"They asked each other, 'Were not our hearts burning within us while he talked with us on the road and opened the Scriptures to us?' " (Luke 24:32).

In their joy they hurried to Jerusalem to tell the disciples. Though night had fallen, they hurried on until they reached the upper room in the city and announced the glorious news to the disciples.

Cleopas and his companion pressed into the room and "told what had happened on the way, and how Jesus was recognized by them when he broke the bread" (Luke 24:35). There was much excitement in that upper room. "It is true! The Lord has risen and has appeared to Simon," the disciples exclaimed (Luke 24:34). And as they talked Someone else stood before them, and every eye was fastened upon Him. He had not knocked for entrance, nor had He been admitted. No footstep had been heard. So the disciples were startled as He began to speak. Clearly and distinctly the words came from His lips: "Peace be with you" (Luke 24:36). The Scripture says:
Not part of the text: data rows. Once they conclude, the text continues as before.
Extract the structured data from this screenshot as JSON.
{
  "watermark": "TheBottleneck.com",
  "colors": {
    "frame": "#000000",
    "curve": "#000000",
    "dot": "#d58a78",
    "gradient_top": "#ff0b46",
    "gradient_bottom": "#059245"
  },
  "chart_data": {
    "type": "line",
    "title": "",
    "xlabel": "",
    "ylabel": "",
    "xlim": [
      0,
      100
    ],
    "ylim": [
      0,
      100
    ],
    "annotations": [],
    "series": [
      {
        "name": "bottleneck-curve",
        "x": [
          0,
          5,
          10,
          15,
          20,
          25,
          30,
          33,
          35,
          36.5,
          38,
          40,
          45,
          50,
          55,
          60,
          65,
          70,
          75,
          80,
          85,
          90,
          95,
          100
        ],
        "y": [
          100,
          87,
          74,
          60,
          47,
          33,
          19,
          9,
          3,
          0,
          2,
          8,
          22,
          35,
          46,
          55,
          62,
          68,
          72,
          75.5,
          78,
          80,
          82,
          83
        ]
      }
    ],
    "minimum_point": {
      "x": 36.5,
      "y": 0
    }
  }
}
"They were startled and frightened, thinking they saw a ghost. He said to them, 'Why are you troubled, and why do doubts rise in your minds? Look at my hands and my feet. It is I myself! Touch me and see; a ghost does not have flesh and bones, as you see I have.' When he had said this, he showed them his hands and feet. And while they still did not believe it because of joy and amazement, he asked them, 'Do you have anything here to eat?' They gave him a piece of broiled fish, and he took it, and ate it in their presence" (Luke 24:37-43).
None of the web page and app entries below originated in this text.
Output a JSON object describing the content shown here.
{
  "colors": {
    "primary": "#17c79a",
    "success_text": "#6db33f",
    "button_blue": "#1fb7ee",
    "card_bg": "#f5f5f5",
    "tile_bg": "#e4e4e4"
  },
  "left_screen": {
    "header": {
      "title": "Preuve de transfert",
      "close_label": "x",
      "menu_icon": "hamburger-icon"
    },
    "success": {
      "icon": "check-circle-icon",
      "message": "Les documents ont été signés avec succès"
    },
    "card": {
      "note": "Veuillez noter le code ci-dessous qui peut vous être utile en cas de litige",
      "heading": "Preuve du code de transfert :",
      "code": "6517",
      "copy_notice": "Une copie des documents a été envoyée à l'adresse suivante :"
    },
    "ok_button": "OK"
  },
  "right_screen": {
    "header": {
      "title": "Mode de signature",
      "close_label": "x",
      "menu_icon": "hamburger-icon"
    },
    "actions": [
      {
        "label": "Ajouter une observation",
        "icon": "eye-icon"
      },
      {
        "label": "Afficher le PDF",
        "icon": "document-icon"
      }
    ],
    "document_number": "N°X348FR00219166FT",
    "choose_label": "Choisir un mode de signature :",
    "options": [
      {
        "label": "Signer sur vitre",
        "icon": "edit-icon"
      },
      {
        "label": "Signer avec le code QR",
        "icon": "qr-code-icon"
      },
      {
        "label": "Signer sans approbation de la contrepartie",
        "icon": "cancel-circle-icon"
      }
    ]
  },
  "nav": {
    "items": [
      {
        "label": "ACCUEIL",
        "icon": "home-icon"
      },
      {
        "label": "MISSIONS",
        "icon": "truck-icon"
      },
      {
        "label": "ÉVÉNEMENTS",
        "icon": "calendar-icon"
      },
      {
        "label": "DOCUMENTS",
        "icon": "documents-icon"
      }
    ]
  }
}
They had not dared to believe that it was actually their Lord. But now He had eaten before them. Faith and joy took the place of unbelief, and with feelings that no words could express they acknowledged their risen Savior.
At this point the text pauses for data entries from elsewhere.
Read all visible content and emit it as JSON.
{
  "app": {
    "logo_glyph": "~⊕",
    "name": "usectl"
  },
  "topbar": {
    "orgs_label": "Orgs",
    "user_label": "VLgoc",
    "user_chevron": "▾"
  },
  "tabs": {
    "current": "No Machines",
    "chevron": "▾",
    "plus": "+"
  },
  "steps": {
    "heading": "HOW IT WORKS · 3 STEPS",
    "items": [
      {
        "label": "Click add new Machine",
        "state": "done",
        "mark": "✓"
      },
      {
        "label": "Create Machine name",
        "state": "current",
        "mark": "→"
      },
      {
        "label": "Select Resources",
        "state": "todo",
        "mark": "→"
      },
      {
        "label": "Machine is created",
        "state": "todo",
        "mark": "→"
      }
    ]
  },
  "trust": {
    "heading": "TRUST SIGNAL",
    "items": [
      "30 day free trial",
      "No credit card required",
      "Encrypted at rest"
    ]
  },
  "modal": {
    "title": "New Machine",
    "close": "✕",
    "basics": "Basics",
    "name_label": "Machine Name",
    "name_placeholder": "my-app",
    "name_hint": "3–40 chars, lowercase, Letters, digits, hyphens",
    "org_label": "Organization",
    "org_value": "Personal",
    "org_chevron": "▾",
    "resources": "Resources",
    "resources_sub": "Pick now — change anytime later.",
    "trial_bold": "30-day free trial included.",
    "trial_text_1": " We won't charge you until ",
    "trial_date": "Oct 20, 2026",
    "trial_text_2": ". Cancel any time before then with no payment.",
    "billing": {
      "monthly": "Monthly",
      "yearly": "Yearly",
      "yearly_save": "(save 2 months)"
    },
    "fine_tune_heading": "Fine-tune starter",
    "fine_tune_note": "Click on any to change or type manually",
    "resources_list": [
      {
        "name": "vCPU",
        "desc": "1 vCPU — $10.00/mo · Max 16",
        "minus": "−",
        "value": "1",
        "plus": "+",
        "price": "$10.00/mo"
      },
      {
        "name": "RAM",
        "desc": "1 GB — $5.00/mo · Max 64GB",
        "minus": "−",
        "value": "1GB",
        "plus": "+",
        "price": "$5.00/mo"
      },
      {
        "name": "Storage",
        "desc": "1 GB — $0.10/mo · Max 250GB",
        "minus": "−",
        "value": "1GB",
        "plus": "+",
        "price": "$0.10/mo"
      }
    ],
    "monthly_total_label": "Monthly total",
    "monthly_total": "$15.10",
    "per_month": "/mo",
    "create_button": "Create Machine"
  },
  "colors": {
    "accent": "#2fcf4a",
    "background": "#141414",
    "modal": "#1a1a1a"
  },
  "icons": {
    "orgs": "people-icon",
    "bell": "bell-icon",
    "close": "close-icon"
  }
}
The disciples had come to this room in Jerusalem for mutual comfort and protection.

"On the evening of that first day of the week, when the disciples were together, with the doors locked for fear of the Jews, Jesus came and stood among them and said, 'Peace be with you!' After he said this, he showed them his hands and side. The disciples were overjoyed when they saw the Lord" (John 20:19, 20).

Not until the first day of the week had passed—in the evening—did Christ appear among them as a group to establish their faith in His resurrection. Until then—all through that heartbreaking Sunday—the disciples doubted and were afraid. When it finally dawned upon them that Christ was alive, they "were overjoyed" (John 20:20). That was a time of supreme rejoicing!

On this occasion Jesus opened the minds of these beloved men that they might understand the Scriptures.

"He told them, 'This is what is written: The Christ will suffer and rise from the dead on the third day, and repentance and forgiveness of sins will be preached in his name to all nations, beginning at Jerusalem. You are witnesses of these things' " (Luke 24:46-48).

The disciples now began to realize the importance and the extent of the great work to which they had been called. They were to be witnesses and to proclaim to the whole world the events of Jesus' life, His death, and resurrection. They were to preach the gospel of salvation through repentance and the power of the Spirit.

"And with that he breathed on them and said, 'Receive the Holy Spirit' " (John 20:22).

The Holy Spirit was not fully manifested at this time, for Christ had not yet been glorified in heaven. The more abundant outpouring of the Spirit would not take place until after Jesus' ascension to heaven. But we will learn more about this in the next booklet.


Original manuscript author: Beatrice S. Neall
Editors revised edition: Barbara Shelley, Sue Robinson
Design and Layout: DEC Designs, Morisset, New South Wales Australia.
Used by permission of Discovery Centre, Wahroonga, New South Wales, Australia.
Graphics: Still images taken from Matthew video, copyright © 1997, 2004 by International Bible Society. Used by permission of International Bible Society.
Scripture: Scripture taken from the HOLY BIBLE, NEW INTERNATIONAL VERSION ®. Copyright © 1973, 1978, 1984 by International Bible Society.
Cover Picture: "The Light of the World" by Nathan Green, ©2004 All Rights Reserved.

Copyright © 2007 revised edition, Voice of Prophecy, California.